    OTOH, you now have an opportunity to find out if having the memory of a wonderful dinner and looking forward to more makes the unpleasantness of raising ducks tolerable. I think you have to do ducks again just to see if this is true.

    Regarding testing oil, I have always just dropped a piece of potato in. If it sulks and there are not many bubbles, it is too cold, and if it bubbles fiercely and spatters, it is too hot. Just right is steady, controlled bubbling. Of course, have salt on hand for when you take out the potato.
    Waste not, wnat not.

  5. Or use the cube of bread trick, which is googleable and actually allows you to judge the oil temp pretty accurately. Although it does involve having cubes of stale bread available, thus requiring the same level of forthought as the purchasing of a thermometer.My mother could judge how hot her oven was by thowing a dusting of flour on the oven floor and timing how long it took to colour. She was a great cook.

  6. Tamar,

    Kevin needs to get a free standing six foot ladder to put over the oil pot then rig a pulley to it for raising and lowering the duck, that way he can do it by himself from a safe distant.

    Some how I don’t think PDH deep fry their ducks, but then getting a large broiler oven would be a little hard to construct.

    You could finish off the ducks in an oven using a roaster pan and the V rack that you would use to do the turkey on.

    According to one recipe I saw you oil the rack so the duck doesn’t stick, 2 – 3 inches of water in the roasting pan, 350 degree oven, put the duck in breast side up for 30 minutes, then turn over duck for another 45 minutes, then turn one last time breast side up for another 30 minutes or until the skin is golden brown.

    Granted the deep fried duck will be very moist and uniform golden brown skin, I had deep fried turkey before, but the water in the roaster pan keeps the duck moist as it cooks.

  7. Brined a chicken for the first time before roasting last weekend- I don’t think I’ll ever roast another bird without brining it first. Wow.

    Re: oil- the handle end of a wooden spoon works too- if it starts frying with little bubbles it’s hot enough.

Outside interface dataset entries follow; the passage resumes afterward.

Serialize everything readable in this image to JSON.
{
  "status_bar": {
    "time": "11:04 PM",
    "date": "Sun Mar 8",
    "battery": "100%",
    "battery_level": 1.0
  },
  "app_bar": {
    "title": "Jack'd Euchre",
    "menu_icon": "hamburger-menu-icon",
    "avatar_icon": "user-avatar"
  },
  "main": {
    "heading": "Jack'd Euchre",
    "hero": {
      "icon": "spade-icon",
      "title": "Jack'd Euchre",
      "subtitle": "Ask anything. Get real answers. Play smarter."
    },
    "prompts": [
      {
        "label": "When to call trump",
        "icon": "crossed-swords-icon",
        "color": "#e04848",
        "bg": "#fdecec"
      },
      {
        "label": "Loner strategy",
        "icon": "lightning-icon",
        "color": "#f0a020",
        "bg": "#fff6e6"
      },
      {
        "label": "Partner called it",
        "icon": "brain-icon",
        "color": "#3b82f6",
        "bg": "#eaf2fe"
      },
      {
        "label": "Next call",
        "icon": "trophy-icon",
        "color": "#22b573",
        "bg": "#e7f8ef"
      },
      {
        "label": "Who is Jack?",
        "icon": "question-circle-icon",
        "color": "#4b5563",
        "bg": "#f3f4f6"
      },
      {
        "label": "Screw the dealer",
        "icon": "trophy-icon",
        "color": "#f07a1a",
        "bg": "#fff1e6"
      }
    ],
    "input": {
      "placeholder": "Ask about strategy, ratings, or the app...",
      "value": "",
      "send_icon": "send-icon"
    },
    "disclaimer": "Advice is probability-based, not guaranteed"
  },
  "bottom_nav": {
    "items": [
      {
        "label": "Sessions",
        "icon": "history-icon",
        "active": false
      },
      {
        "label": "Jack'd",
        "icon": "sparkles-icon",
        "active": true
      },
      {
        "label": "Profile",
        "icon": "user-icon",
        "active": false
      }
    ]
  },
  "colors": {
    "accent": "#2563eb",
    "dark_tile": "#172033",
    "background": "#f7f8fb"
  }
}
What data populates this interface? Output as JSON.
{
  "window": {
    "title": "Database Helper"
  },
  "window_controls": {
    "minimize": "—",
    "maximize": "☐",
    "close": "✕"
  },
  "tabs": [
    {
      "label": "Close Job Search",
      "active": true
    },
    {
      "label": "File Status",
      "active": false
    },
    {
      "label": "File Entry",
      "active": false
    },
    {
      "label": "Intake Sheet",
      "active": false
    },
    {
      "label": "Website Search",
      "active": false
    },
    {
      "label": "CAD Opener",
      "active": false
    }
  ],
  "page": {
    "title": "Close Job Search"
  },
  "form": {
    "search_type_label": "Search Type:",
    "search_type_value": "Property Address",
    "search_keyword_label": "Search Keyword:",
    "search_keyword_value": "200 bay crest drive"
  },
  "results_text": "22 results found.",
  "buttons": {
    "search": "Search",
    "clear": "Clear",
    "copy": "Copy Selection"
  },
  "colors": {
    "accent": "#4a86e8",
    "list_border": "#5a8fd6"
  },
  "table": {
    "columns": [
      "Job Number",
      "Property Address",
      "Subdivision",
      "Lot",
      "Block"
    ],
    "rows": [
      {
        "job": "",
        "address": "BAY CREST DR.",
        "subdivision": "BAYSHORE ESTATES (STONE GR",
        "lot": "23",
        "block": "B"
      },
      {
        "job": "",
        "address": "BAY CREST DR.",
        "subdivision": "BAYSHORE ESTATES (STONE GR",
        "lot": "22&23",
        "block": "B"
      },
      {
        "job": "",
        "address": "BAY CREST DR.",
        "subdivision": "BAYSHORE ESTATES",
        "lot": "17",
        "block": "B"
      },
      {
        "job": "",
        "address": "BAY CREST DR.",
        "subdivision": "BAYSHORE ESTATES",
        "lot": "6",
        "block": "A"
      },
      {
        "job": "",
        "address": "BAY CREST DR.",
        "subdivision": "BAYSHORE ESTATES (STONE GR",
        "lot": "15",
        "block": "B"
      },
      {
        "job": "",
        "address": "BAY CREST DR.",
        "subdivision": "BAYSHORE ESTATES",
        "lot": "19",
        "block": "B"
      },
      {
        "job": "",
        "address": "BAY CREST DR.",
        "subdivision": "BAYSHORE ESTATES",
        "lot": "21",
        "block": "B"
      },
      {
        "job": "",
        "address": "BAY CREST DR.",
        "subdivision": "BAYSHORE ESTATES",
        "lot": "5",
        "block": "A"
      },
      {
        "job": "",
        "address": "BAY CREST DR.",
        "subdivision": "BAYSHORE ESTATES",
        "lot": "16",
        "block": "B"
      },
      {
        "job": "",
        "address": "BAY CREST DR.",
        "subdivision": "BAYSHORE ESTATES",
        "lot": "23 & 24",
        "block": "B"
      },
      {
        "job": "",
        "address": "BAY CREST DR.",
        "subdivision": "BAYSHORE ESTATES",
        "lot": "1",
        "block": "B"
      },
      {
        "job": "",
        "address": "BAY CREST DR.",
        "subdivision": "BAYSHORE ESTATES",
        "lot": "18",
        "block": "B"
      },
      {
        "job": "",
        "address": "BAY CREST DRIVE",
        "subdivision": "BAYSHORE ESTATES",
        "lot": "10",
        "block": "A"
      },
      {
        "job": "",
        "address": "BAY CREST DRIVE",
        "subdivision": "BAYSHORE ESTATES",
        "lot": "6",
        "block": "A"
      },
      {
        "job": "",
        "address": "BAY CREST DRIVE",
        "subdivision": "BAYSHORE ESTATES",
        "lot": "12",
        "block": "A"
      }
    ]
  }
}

Even with owning, let’s see, at least three thermometers I could thrust into hot oil, I always use a wooden spoon handle because they’re right there by the stove and I don’t have to dig for them and it works. And because I’m lazy.